The verdict could be of relevance to another four European countries with similar set-ups. Czech Republic, France, Hungary, UK and some cantons in Switzerland have registered partnerships while requiring couples to divorce for an official recognition of a trans person’s gender. However, a French court of Appeal in Rennes recently declared that a trans person could not be denied recognition of her gender because of being married. However, the Court stressed that the Finnish civil partnership for same-sex couples has “almost identical” effects as a marriage and that the “rights and obligations arising either from paternity or parenthood would not be altered”.
Forced Divorce in Europe
A total of 24 countries in Europe still requires trans people to be single to or divorce before their gender is legally recognized.
Forced divorce means hardship for many trans people’s families and children. Their protection and gained rights are lost. Many couples do not prefer to turn their previous marriage into a registered partnership as they fear for loosing previously ensured rights for themselves and their relatives.
On top of the emotional burden for the family a divorce procedure is often lengthy and delays the access to new ID documents. Without proper papers trans people are face difficulties in accessing the job market and everyday transactions. Their families and particularly children face legal uncertainty on their rights during and after the legal separation.
Apart from being single, many countries in Europe require additionally forced sterilization and invasive medical surgery; all countries necessitate a mental health diagnosis before granting full legal recognition.
“We all share the immense disappointment the applicant and her family must feel now. Families like Ms H’s deserve protection as any other family. It is not right that her wife and child have to suffer from society’s narrow view on marriage.” comments Arja Voipio, member of the TGEU Executive Board: “On the one side we see here a legalistic view trying to uphold an artificially simple model of marriage and partnership. On the other side, we see individuals with their families seeking protection of their basic human rights.”
“It remains incomprehensible how “health and morals” and “rights and freedoms” of others” could be threatened by the intact family life of Ms H.” says Richard Köhler, TGEU Policy Officer. “However, the court acknowledged that private and family life was affected. It also reiterated that member states have only narrow leeway when setting conditions for recognizing a person’s gender identity. We remain optimistic that excessive conditions trans people are still exposed to will eventually be banned in Europe.
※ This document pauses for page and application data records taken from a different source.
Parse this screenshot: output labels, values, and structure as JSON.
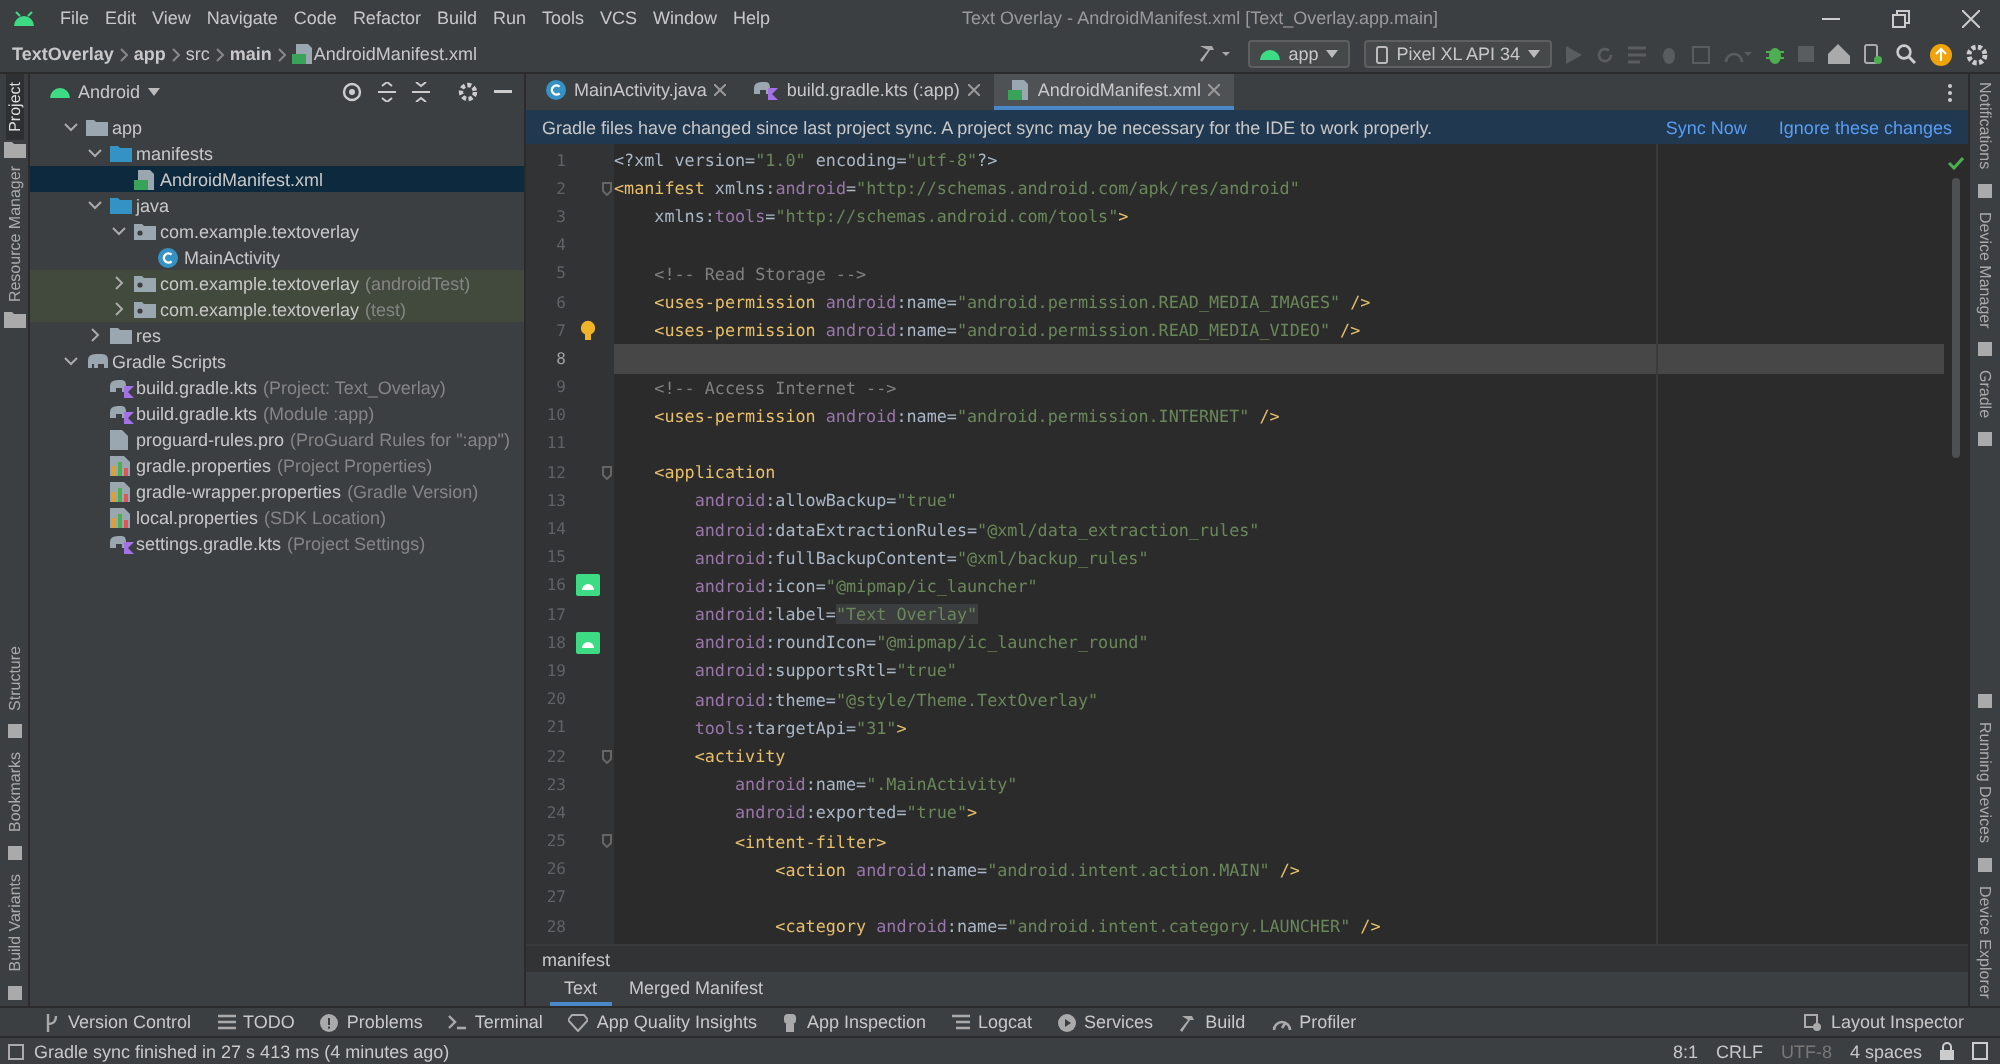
{
  "menu_bar": {
    "items": [
      "File",
      "Edit",
      "View",
      "Navigate",
      "Code",
      "Refactor",
      "Build",
      "Run",
      "Tools",
      "VCS",
      "Window",
      "Help"
    ],
    "title": "Text Overlay - AndroidManifest.xml [Text_Overlay.app.main]"
  },
  "nav_bar": {
    "breadcrumbs": [
      "TextOverlay",
      "app",
      "src",
      "main",
      "AndroidManifest.xml"
    ],
    "run_config": "app",
    "device": "Pixel XL API 34"
  },
  "left_strip": {
    "top": [
      {
        "label": "Project",
        "selected": true
      },
      {
        "label": "Resource Manager",
        "selected": false
      }
    ],
    "bottom": [
      {
        "label": "Structure",
        "selected": false
      },
      {
        "label": "Bookmarks",
        "selected": false
      },
      {
        "label": "Build Variants",
        "selected": false
      }
    ]
  },
  "project_panel": {
    "view": "Android",
    "tree": [
      {
        "label": "app",
        "kind": "module",
        "expanded": true,
        "selected": false,
        "children": [
          {
            "label": "manifests",
            "kind": "folder",
            "expanded": true,
            "selected": false,
            "children": [
              {
                "label": "AndroidManifest.xml",
                "kind": "manifest",
                "selected": true
              }
            ]
          },
          {
            "label": "java",
            "kind": "folder",
            "expanded": true,
            "selected": false,
            "children": [
              {
                "label": "com.example.textoverlay",
                "kind": "package",
                "expanded": true,
                "selected": false,
                "children": [
                  {
                    "label": "MainActivity",
                    "kind": "class",
                    "selected": false
                  }
                ]
              },
              {
                "label": "com.example.textoverlay",
                "hint": "(androidTest)",
                "kind": "test-package",
                "expanded": false,
                "selected": false
              },
              {
                "label": "com.example.textoverlay",
                "hint": "(test)",
                "kind": "test-package",
                "expanded": false,
                "selected": false
              }
            ]
          },
          {
            "label": "res",
            "kind": "res",
            "expanded": false,
            "selected": false
          }
        ]
      },
      {
        "label": "Gradle Scripts",
        "kind": "gradle",
        "expanded": true,
        "selected": false,
        "children": [
          {
            "label": "build.gradle.kts",
            "hint": "(Project: Text_Overlay)",
            "kind": "gradle-kts",
            "selected": false
          },
          {
            "label": "build.gradle.kts",
            "hint": "(Module :app)",
            "kind": "gradle-kts",
            "selected": false
          },
          {
            "label": "proguard-rules.pro",
            "hint": "(ProGuard Rules for \":app\")",
            "kind": "file",
            "selected": false
          },
          {
            "label": "gradle.properties",
            "hint": "(Project Properties)",
            "kind": "properties",
            "selected": false
          },
          {
            "label": "gradle-wrapper.properties",
            "hint": "(Gradle Version)",
            "kind": "properties",
            "selected": false
          },
          {
            "label": "local.properties",
            "hint": "(SDK Location)",
            "kind": "properties",
            "selected": false
          },
          {
            "label": "settings.gradle.kts",
            "hint": "(Project Settings)",
            "kind": "gradle-kts",
            "selected": false
          }
        ]
      }
    ]
  },
  "editor": {
    "tabs": [
      {
        "label": "MainActivity.java",
        "kind": "java",
        "selected": false
      },
      {
        "label": "build.gradle.kts (:app)",
        "kind": "gradle-kts",
        "selected": false
      },
      {
        "label": "AndroidManifest.xml",
        "kind": "manifest",
        "selected": true
      }
    ],
    "banner": {
      "message": "Gradle files have changed since last project sync. A project sync may be necessary for the IDE to work properly.",
      "actions": [
        "Sync Now",
        "Ignore these changes"
      ]
    },
    "lines": [
      {
        "number": "1",
        "kind": "code",
        "current": false,
        "tokens": [
          {
            "kind": "plain",
            "text": "<?xml version="
          },
          {
            "kind": "value",
            "text": "\"1.0\""
          },
          {
            "kind": "plain",
            "text": " encoding="
          },
          {
            "kind": "value",
            "text": "\"utf-8\""
          },
          {
            "kind": "plain",
            "text": "?>"
          }
        ]
      },
      {
        "number": "2",
        "kind": "code",
        "current": false,
        "fold": true,
        "tokens": [
          {
            "kind": "tag",
            "text": "<manifest"
          },
          {
            "kind": "plain",
            "text": " xmlns:"
          },
          {
            "kind": "ns",
            "text": "android"
          },
          {
            "kind": "plain",
            "text": "="
          },
          {
            "kind": "value",
            "text": "\"http://schemas.android.com/apk/res/android\""
          }
        ]
      },
      {
        "number": "3",
        "kind": "code",
        "current": false,
        "tokens": [
          {
            "kind": "plain",
            "text": "    xmlns:"
          },
          {
            "kind": "ns",
            "text": "tools"
          },
          {
            "kind": "plain",
            "text": "="
          },
          {
            "kind": "value",
            "text": "\"http://schemas.android.com/tools\""
          },
          {
            "kind": "tag",
            "text": ">"
          }
        ]
      },
      {
        "number": "4",
        "kind": "code",
        "current": false
      },
      {
        "number": "5",
        "kind": "code",
        "current": false,
        "tokens": [
          {
            "kind": "comment",
            "text": "    <!-- Read Storage -->"
          }
        ]
      },
      {
        "number": "6",
        "kind": "code",
        "current": false,
        "tokens": [
          {
            "kind": "tag",
            "text": "    <uses-permission"
          },
          {
            "kind": "ns",
            "text": " android"
          },
          {
            "kind": "plain",
            "text": ":name="
          },
          {
            "kind": "value",
            "text": "\"android.permission.READ_MEDIA_IMAGES\""
          },
          {
            "kind": "tag",
            "text": " />"
          }
        ]
      },
      {
        "number": "7",
        "kind": "intention",
        "current": false,
        "tokens": [
          {
            "kind": "tag",
            "text": "    <uses-permission"
          },
          {
            "kind": "ns",
            "text": " android"
          },
          {
            "kind": "plain",
            "text": ":name="
          },
          {
            "kind": "value",
            "text": "\"android.permission.READ_MEDIA_VIDEO\""
          },
          {
            "kind": "tag",
            "text": " />"
          }
        ]
      },
      {
        "number": "8",
        "kind": "code",
        "current": true
      },
      {
        "number": "9",
        "kind": "code",
        "current": false,
        "tokens": [
          {
            "kind": "comment",
            "text": "    <!-- Access Internet -->"
          }
        ]
      },
      {
        "number": "10",
        "kind": "code",
        "current": false,
        "tokens": [
          {
            "kind": "tag",
            "text": "    <uses-permission"
          },
          {
            "kind": "ns",
            "text": " android"
          },
          {
            "kind": "plain",
            "text": ":name="
          },
          {
            "kind": "value",
            "text": "\"android.permission.INTERNET\""
          },
          {
            "kind": "tag",
            "text": " />"
          }
        ]
      },
      {
        "number": "11",
        "kind": "code",
        "current": false
      },
      {
        "number": "12",
        "kind": "code",
        "current": false,
        "fold": true,
        "tokens": [
          {
            "kind": "tag",
            "text": "    <application"
          }
        ]
      },
      {
        "number": "13",
        "kind": "code",
        "current": false,
        "tokens": [
          {
            "kind": "ns",
            "text": "        android"
          },
          {
            "kind": "plain",
            "text": ":allowBackup="
          },
          {
            "kind": "value",
            "text": "\"true\""
          }
        ]
      },
      {
        "number": "14",
        "kind": "code",
        "current": false,
        "tokens": [
          {
            "kind": "ns",
            "text": "        android"
          },
          {
            "kind": "plain",
            "text": ":dataExtractionRules="
          },
          {
            "kind": "value",
            "text": "\"@xml/data_extraction_rules\""
          }
        ]
      },
      {
        "number": "15",
        "kind": "code",
        "current": false,
        "tokens": [
          {
            "kind": "ns",
            "text": "        android"
          },
          {
            "kind": "plain",
            "text": ":fullBackupContent="
          },
          {
            "kind": "value",
            "text": "\"@xml/backup_rules\""
          }
        ]
      },
      {
        "number": "16",
        "kind": "resource",
        "current": false,
        "tokens": [
          {
            "kind": "ns",
            "text": "        android"
          },
          {
            "kind": "plain",
            "text": ":icon="
          },
          {
            "kind": "value",
            "text": "\"@mipmap/ic_launcher\""
          }
        ]
      },
      {
        "number": "17",
        "kind": "code",
        "current": false,
        "tokens": [
          {
            "kind": "ns",
            "text": "        android"
          },
          {
            "kind": "plain",
            "text": ":label="
          },
          {
            "kind": "folded",
            "text": "\"Text Overlay\""
          }
        ]
      },
      {
        "number": "18",
        "kind": "resource",
        "current": false,
        "tokens": [
          {
            "kind": "ns",
            "text": "        android"
          },
          {
            "kind": "plain",
            "text": ":roundIcon="
          },
          {
            "kind": "value",
            "text": "\"@mipmap/ic_launcher_round\""
          }
        ]
      },
      {
        "number": "19",
        "kind": "code",
        "current": false,
        "tokens": [
          {
            "kind": "ns",
            "text": "        android"
          },
          {
            "kind": "plain",
            "text": ":supportsRtl="
          },
          {
            "kind": "value",
            "text": "\"true\""
          }
        ]
      },
      {
        "number": "20",
        "kind": "code",
        "current": false,
        "tokens": [
          {
            "kind": "ns",
            "text": "        android"
          },
          {
            "kind": "plain",
            "text": ":theme="
          },
          {
            "kind": "value",
            "text": "\"@style/Theme.TextOverlay\""
          }
        ]
      },
      {
        "number": "21",
        "kind": "code",
        "current": false,
        "tokens": [
          {
            "kind": "ns",
            "text": "        tools"
          },
          {
            "kind": "plain",
            "text": ":targetApi="
          },
          {
            "kind": "value",
            "text": "\"31\""
          },
          {
            "kind": "tag",
            "text": ">"
          }
        ]
      },
      {
        "number": "22",
        "kind": "code",
        "current": false,
        "fold": true,
        "tokens": [
          {
            "kind": "tag",
            "text": "        <activity"
          }
        ]
      },
      {
        "number": "23",
        "kind": "code",
        "current": false,
        "tokens": [
          {
            "kind": "ns",
            "text": "            android"
          },
          {
            "kind": "plain",
            "text": ":name="
          },
          {
            "kind": "value",
            "text": "\".MainActivity\""
          }
        ]
      },
      {
        "number": "24",
        "kind": "code",
        "current": false,
        "tokens": [
          {
            "kind": "ns",
            "text": "            android"
          },
          {
            "kind": "plain",
            "text": ":exported="
          },
          {
            "kind": "value",
            "text": "\"true\""
          },
          {
            "kind": "tag",
            "text": ">"
          }
        ]
      },
      {
        "number": "25",
        "kind": "code",
        "current": false,
        "fold": true,
        "tokens": [
          {
            "kind": "tag",
            "text": "            <intent-filter>"
          }
        ]
      },
      {
        "number": "26",
        "kind": "code",
        "current": false,
        "tokens": [
          {
            "kind": "tag",
            "text": "                <action"
          },
          {
            "kind": "ns",
            "text": " android"
          },
          {
            "kind": "plain",
            "text": ":name="
          },
          {
            "kind": "value",
            "text": "\"android.intent.action.MAIN\""
          },
          {
            "kind": "tag",
            "text": " />"
          }
        ]
      },
      {
        "number": "27",
        "kind": "code",
        "current": false
      },
      {
        "number": "28",
        "kind": "code",
        "current": false,
        "tokens": [
          {
            "kind": "tag",
            "text": "                <category"
          },
          {
            "kind": "ns",
            "text": " android"
          },
          {
            "kind": "plain",
            "text": ":name="
          },
          {
            "kind": "value",
            "text": "\"android.intent.category.LAUNCHER\""
          },
          {
            "kind": "tag",
            "text": " />"
          }
        ]
      }
    ],
    "breadcrumb": "manifest",
    "bottom_tabs": [
      {
        "label": "Text",
        "selected": true
      },
      {
        "label": "Merged Manifest",
        "selected": false
      }
    ]
  },
  "right_strip": {
    "top": [
      "Notifications",
      "Device Manager",
      "Gradle"
    ],
    "bottom": [
      "Running Devices",
      "Device Explorer"
    ]
  },
  "tool_bar": {
    "left": [
      "Version Control",
      "TODO",
      "Problems",
      "Terminal",
      "App Quality Insights",
      "App Inspection",
      "Logcat",
      "Services",
      "Build",
      "Profiler"
    ],
    "right": [
      "Layout Inspector"
    ]
  },
  "status_bar": {
    "message": "Gradle sync finished in 27 s 413 ms (4 minutes ago)",
    "items": [
      {
        "label": "8:1",
        "disabled": false
      },
      {
        "label": "CRLF",
        "disabled": false
      },
      {
        "label": "UTF-8",
        "disabled": true
      },
      {
        "label": "4 spaces",
        "disabled": false
      }
    ]
  }
}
TGEU is Human Rights Organization working for equality and inclusion of trans people in Europe. www.tgeu.org
TGEU Policy & Capacity Officer Richard Köhler is available for further information and comment at: Richard[at]tgeu.org
Photo Credits: Ulrika Westerlund
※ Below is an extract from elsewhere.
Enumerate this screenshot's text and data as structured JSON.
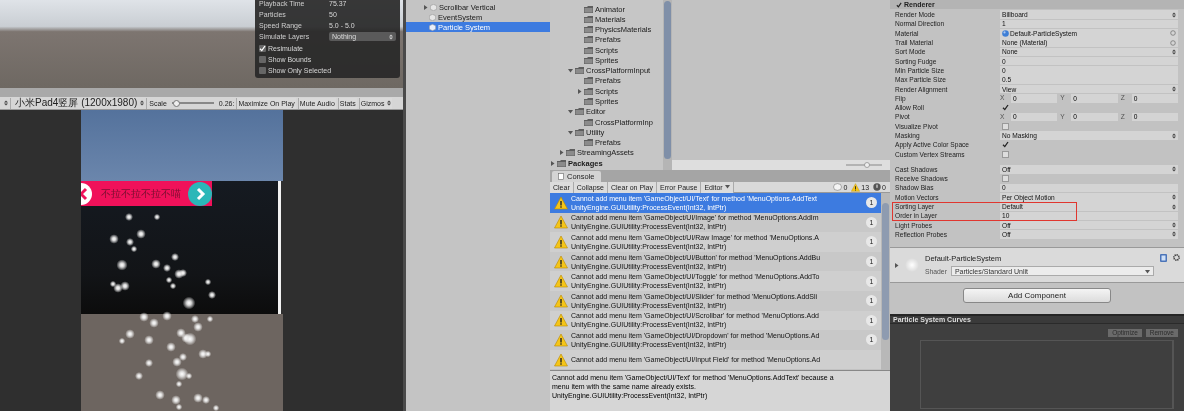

Verdict H. v. FINLAND (Application no. 37359/09) of the European Court of Human Rights: www.tgeu.org//sites/default/files/Verdict_H_v_FINLAND.pdf
‘Gender Identity’ Case law at the European Court of Human Rights: http://www.echr.coe.int/NR/rdonlyres/6E6BB0DC-A41D-4ADB-94B3-37407490C629/0/FICHES_Identite_genre_EN.pdf
Decision of the Court of Appeal (Rennes, France): http://www.lefigaro.fr/actualite-france/2012/10/16/01016-20121016ARTFIG00600-une-transsexuelle-pourra-rester-mariee.php